TASK REQUIREMENTS
Print each record below word for word.

INFORMATION SUPPLIED
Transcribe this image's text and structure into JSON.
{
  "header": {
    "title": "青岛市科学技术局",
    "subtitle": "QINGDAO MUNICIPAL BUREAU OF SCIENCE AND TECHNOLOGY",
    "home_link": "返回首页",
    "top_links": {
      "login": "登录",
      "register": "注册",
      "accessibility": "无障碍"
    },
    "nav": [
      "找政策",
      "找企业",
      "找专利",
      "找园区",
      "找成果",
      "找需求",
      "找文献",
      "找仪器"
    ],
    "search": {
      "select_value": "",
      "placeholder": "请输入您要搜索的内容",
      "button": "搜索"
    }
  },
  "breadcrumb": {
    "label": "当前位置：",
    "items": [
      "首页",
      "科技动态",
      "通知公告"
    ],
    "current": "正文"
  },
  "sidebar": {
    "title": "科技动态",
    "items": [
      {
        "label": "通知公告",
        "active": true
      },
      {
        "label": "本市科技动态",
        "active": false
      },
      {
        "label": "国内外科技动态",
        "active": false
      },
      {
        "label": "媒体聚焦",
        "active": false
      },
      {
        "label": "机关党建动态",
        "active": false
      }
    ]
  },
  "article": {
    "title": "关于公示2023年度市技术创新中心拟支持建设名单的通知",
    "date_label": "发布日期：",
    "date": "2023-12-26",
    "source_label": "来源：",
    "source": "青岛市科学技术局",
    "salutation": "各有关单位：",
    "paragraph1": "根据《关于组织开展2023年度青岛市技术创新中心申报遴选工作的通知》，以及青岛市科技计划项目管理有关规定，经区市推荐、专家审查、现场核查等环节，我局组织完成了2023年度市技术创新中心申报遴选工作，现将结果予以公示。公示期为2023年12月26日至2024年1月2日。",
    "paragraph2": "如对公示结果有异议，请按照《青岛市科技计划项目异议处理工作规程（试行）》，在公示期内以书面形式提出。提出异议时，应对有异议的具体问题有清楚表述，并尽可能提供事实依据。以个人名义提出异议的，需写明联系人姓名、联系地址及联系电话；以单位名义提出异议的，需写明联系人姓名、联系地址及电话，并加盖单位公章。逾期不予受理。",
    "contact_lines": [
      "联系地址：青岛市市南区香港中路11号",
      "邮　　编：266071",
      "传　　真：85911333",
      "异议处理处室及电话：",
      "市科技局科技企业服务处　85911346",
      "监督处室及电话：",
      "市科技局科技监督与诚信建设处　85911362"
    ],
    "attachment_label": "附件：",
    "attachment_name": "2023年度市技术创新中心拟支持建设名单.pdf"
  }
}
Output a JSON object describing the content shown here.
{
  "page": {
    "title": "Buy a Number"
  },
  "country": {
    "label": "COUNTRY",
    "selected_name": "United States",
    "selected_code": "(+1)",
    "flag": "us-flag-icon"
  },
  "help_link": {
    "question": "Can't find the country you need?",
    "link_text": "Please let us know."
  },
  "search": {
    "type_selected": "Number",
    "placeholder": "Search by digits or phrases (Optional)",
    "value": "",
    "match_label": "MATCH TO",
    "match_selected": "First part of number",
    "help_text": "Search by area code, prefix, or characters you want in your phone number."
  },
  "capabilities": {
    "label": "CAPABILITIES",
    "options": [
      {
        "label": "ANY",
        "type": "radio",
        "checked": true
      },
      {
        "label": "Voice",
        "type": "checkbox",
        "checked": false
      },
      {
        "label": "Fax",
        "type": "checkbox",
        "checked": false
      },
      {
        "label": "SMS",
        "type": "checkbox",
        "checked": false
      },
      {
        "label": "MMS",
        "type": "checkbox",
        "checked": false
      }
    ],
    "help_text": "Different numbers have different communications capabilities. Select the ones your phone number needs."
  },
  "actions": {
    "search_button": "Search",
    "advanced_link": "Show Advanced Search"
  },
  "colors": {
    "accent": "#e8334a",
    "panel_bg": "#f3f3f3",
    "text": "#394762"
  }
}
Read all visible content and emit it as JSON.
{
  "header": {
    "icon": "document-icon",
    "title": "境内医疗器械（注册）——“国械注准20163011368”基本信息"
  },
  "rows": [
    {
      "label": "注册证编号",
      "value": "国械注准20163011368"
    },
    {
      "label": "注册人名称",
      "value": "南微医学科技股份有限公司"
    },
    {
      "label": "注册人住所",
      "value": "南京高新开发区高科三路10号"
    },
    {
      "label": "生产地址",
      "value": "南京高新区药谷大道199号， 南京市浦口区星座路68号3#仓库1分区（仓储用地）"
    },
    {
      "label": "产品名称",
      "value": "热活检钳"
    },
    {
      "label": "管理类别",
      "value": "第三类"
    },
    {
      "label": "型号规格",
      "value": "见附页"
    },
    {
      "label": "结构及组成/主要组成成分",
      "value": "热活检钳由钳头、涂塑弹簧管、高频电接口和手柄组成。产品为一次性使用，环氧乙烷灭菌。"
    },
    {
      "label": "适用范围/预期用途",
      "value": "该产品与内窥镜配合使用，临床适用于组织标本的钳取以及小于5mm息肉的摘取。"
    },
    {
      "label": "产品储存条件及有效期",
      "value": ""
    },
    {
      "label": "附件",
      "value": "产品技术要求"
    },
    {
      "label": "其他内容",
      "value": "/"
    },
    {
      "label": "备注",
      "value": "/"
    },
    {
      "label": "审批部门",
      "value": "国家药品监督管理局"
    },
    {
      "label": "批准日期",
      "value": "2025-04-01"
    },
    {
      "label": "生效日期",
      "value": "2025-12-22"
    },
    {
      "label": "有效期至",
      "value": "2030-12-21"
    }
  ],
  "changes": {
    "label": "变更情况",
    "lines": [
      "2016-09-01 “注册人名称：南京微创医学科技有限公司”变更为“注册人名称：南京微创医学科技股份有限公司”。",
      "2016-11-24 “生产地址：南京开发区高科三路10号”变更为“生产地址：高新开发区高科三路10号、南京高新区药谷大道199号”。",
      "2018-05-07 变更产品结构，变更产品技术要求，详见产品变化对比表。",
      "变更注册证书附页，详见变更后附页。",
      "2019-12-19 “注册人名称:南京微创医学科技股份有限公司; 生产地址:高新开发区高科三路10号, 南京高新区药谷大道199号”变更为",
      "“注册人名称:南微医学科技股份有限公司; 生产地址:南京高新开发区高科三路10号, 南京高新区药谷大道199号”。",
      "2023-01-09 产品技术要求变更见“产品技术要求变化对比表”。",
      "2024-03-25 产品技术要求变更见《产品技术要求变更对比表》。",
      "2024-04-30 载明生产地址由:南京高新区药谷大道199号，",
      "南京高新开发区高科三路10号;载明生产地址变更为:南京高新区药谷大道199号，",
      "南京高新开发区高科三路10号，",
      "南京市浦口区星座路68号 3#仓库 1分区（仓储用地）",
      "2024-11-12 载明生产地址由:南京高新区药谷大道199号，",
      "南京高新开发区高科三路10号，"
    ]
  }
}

ANSWER TO THIS EXERCISE
Transcribe this image's text and structure into JSON.
{
  "header": {
    "title": "青岛市科学技术局",
    "subtitle": "QINGDAO MUNICIPAL BUREAU OF SCIENCE AND TECHNOLOGY",
    "home_link": "返回首页",
    "top_links": {
      "login": "登录",
      "register": "注册",
      "accessibility": "无障碍"
    },
    "nav": [
      "找政策",
      "找企业",
      "找专利",
      "找园区",
      "找成果",
      "找需求",
      "找文献",
      "找仪器"
    ],
    "search": {
      "select_value": "",
      "placeholder": "请输入您要搜索的内容",
      "button": "搜索"
    }
  },
  "breadcrumb": {
    "label": "当前位置：",
    "items": [
      "首页",
      "科技动态",
      "通知公告"
    ],
    "current": "正文"
  },
  "sidebar": {
    "title": "科技动态",
    "items": [
      {
        "label": "通知公告",
        "active": true
      },
      {
        "label": "本市科技动态",
        "active": false
      },
      {
        "label": "国内外科技动态",
        "active": false
      },
      {
        "label": "媒体聚焦",
        "active": false
      },
      {
        "label": "机关党建动态",
        "active": false
      }
    ]
  },
  "article": {
    "title": "关于公示2023年度市技术创新中心拟支持建设名单的通知",
    "date_label": "发布日期：",
    "date": "2023-12-26",
    "source_label": "来源：",
    "source": "青岛市科学技术局",
    "salutation": "各有关单位：",
    "paragraph1": "根据《关于组织开展2023年度青岛市技术创新中心申报遴选工作的通知》，以及青岛市科技计划项目管理有关规定，经区市推荐、专家审查、现场核查等环节，我局组织完成了2023年度市技术创新中心申报遴选工作，现将结果予以公示。公示期为2023年12月26日至2024年1月2日。",
    "paragraph2": "如对公示结果有异议，请按照《青岛市科技计划项目异议处理工作规程（试行）》，在公示期内以书面形式提出。提出异议时，应对有异议的具体问题有清楚表述，并尽可能提供事实依据。以个人名义提出异议的，需写明联系人姓名、联系地址及联系电话；以单位名义提出异议的，需写明联系人姓名、联系地址及电话，并加盖单位公章。逾期不予受理。",
    "contact_lines": [
      "联系地址：青岛市市南区香港中路11号",
      "邮　　编：266071",
      "传　　真：85911333",
      "异议处理处室及电话：",
      "市科技局科技企业服务处　85911346",
      "监督处室及电话：",
      "市科技局科技监督与诚信建设处　85911362"
    ],
    "attachment_label": "附件：",
    "attachment_name": "2023年度市技术创新中心拟支持建设名单.pdf"
  }
}
Output a JSON object describing the content shown here.
{
  "page": {
    "title": "Buy a Number"
  },
  "country": {
    "label": "COUNTRY",
    "selected_name": "United States",
    "selected_code": "(+1)",
    "flag": "us-flag-icon"
  },
  "help_link": {
    "question": "Can't find the country you need?",
    "link_text": "Please let us know."
  },
  "search": {
    "type_selected": "Number",
    "placeholder": "Search by digits or phrases (Optional)",
    "value": "",
    "match_label": "MATCH TO",
    "match_selected": "First part of number",
    "help_text": "Search by area code, prefix, or characters you want in your phone number."
  },
  "capabilities": {
    "label": "CAPABILITIES",
    "options": [
      {
        "label": "ANY",
        "type": "radio",
        "checked": true
      },
      {
        "label": "Voice",
        "type": "checkbox",
        "checked": false
      },
      {
        "label": "Fax",
        "type": "checkbox",
        "checked": false
      },
      {
        "label": "SMS",
        "type": "checkbox",
        "checked": false
      },
      {
        "label": "MMS",
        "type": "checkbox",
        "checked": false
      }
    ],
    "help_text": "Different numbers have different communications capabilities. Select the ones your phone number needs."
  },
  "actions": {
    "search_button": "Search",
    "advanced_link": "Show Advanced Search"
  },
  "colors": {
    "accent": "#e8334a",
    "panel_bg": "#f3f3f3",
    "text": "#394762"
  }
}
Read all visible content and emit it as JSON.
{
  "header": {
    "icon": "document-icon",
    "title": "境内医疗器械（注册）——“国械注准20163011368”基本信息"
  },
  "rows": [
    {
      "label": "注册证编号",
      "value": "国械注准20163011368"
    },
    {
      "label": "注册人名称",
      "value": "南微医学科技股份有限公司"
    },
    {
      "label": "注册人住所",
      "value": "南京高新开发区高科三路10号"
    },
    {
      "label": "生产地址",
      "value": "南京高新区药谷大道199号， 南京市浦口区星座路68号3#仓库1分区（仓储用地）"
    },
    {
      "label": "产品名称",
      "value": "热活检钳"
    },
    {
      "label": "管理类别",
      "value": "第三类"
    },
    {
      "label": "型号规格",
      "value": "见附页"
    },
    {
      "label": "结构及组成/主要组成成分",
      "value": "热活检钳由钳头、涂塑弹簧管、高频电接口和手柄组成。产品为一次性使用，环氧乙烷灭菌。"
    },
    {
      "label": "适用范围/预期用途",
      "value": "该产品与内窥镜配合使用，临床适用于组织标本的钳取以及小于5mm息肉的摘取。"
    },
    {
      "label": "产品储存条件及有效期",
      "value": ""
    },
    {
      "label": "附件",
      "value": "产品技术要求"
    },
    {
      "label": "其他内容",
      "value": "/"
    },
    {
      "label": "备注",
      "value": "/"
    },
    {
      "label": "审批部门",
      "value": "国家药品监督管理局"
    },
    {
      "label": "批准日期",
      "value": "2025-04-01"
    },
    {
      "label": "生效日期",
      "value": "2025-12-22"
    },
    {
      "label": "有效期至",
      "value": "2030-12-21"
    }
  ],
  "changes": {
    "label": "变更情况",
    "lines": [
      "2016-09-01 “注册人名称：南京微创医学科技有限公司”变更为“注册人名称：南京微创医学科技股份有限公司”。",
      "2016-11-24 “生产地址：南京开发区高科三路10号”变更为“生产地址：高新开发区高科三路10号、南京高新区药谷大道199号”。",
      "2018-05-07 变更产品结构，变更产品技术要求，详见产品变化对比表。",
      "变更注册证书附页，详见变更后附页。",
      "2019-12-19 “注册人名称:南京微创医学科技股份有限公司; 生产地址:高新开发区高科三路10号, 南京高新区药谷大道199号”变更为",
      "“注册人名称:南微医学科技股份有限公司; 生产地址:南京高新开发区高科三路10号, 南京高新区药谷大道199号”。",
      "2023-01-09 产品技术要求变更见“产品技术要求变化对比表”。",
      "2024-03-25 产品技术要求变更见《产品技术要求变更对比表》。",
      "2024-04-30 载明生产地址由:南京高新区药谷大道199号，",
      "南京高新开发区高科三路10号;载明生产地址变更为:南京高新区药谷大道199号，",
      "南京高新开发区高科三路10号，",
      "南京市浦口区星座路68号 3#仓库 1分区（仓储用地）",
      "2024-11-12 载明生产地址由:南京高新区药谷大道199号，",
      "南京高新开发区高科三路10号，"
    ]
  }
}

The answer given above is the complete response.